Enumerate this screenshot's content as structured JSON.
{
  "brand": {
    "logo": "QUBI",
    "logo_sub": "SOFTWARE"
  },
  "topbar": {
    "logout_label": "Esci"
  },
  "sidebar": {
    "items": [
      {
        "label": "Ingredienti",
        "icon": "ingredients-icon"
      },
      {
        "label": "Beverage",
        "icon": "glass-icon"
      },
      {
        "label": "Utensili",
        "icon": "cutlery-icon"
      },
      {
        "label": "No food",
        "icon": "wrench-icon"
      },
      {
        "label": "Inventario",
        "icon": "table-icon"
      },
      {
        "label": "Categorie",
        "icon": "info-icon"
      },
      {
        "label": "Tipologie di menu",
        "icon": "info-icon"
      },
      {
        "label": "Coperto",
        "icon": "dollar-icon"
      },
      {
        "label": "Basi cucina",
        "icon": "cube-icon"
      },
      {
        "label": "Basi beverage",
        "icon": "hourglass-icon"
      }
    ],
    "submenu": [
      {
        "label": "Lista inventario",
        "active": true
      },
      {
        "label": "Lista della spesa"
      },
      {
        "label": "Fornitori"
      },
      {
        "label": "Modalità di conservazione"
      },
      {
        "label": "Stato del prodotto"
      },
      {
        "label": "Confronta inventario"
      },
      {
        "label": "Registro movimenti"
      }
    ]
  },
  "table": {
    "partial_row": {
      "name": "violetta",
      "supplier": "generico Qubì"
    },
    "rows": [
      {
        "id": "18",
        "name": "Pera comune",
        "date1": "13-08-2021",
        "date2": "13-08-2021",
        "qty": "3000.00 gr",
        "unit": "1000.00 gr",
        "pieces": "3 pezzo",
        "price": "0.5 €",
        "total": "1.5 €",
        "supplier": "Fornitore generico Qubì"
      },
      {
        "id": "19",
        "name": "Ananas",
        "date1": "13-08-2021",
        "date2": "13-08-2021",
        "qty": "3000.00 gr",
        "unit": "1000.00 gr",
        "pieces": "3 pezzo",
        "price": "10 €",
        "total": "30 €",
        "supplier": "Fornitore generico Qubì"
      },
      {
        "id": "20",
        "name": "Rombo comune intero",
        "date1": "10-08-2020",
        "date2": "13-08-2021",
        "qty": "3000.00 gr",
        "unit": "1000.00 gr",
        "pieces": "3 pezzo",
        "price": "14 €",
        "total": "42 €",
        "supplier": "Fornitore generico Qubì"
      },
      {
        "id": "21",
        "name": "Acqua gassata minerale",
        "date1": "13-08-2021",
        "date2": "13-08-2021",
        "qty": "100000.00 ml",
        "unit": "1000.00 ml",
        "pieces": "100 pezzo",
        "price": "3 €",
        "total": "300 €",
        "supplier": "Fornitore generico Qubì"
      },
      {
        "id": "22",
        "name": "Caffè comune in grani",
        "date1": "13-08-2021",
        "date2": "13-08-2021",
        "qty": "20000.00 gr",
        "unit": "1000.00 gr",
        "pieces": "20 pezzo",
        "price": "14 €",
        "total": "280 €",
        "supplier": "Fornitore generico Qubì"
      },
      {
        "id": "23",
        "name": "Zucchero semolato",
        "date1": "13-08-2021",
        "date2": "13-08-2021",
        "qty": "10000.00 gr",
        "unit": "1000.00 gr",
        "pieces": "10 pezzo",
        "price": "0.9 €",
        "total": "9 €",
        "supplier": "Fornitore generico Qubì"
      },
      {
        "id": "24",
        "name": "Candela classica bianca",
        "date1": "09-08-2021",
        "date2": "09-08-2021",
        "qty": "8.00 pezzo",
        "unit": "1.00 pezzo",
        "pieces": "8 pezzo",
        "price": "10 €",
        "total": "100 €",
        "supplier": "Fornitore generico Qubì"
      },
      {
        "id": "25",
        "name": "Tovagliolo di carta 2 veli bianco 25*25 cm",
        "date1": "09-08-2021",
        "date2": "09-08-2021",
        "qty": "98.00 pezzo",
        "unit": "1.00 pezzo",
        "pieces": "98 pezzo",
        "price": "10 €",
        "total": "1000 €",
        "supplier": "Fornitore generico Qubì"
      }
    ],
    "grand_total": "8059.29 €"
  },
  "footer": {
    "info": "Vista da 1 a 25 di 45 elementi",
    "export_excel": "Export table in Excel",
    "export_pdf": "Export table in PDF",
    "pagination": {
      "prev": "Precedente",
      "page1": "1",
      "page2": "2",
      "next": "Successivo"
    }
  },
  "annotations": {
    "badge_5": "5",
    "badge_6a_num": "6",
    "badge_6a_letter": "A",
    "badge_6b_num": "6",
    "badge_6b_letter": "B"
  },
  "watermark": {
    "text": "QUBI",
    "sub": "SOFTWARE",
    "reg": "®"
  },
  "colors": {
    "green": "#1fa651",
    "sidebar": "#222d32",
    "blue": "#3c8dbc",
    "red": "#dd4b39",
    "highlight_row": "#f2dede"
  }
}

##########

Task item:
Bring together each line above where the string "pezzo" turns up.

Exercise output:
        "pieces": "3 pezzo",
        "pieces": "3 pezzo",
        "pieces": "3 pezzo",
        "pieces": "100 pezzo",
        "pieces": "20 pezzo",
        "pieces": "10 pezzo",
        "qty": "8.00 pezzo",
        "unit": "1.00 pezzo",
        "pieces": "8 pezzo",
        "qty": "98.00 pezzo",
        "unit": "1.00 pezzo",
        "pieces": "98 pezzo",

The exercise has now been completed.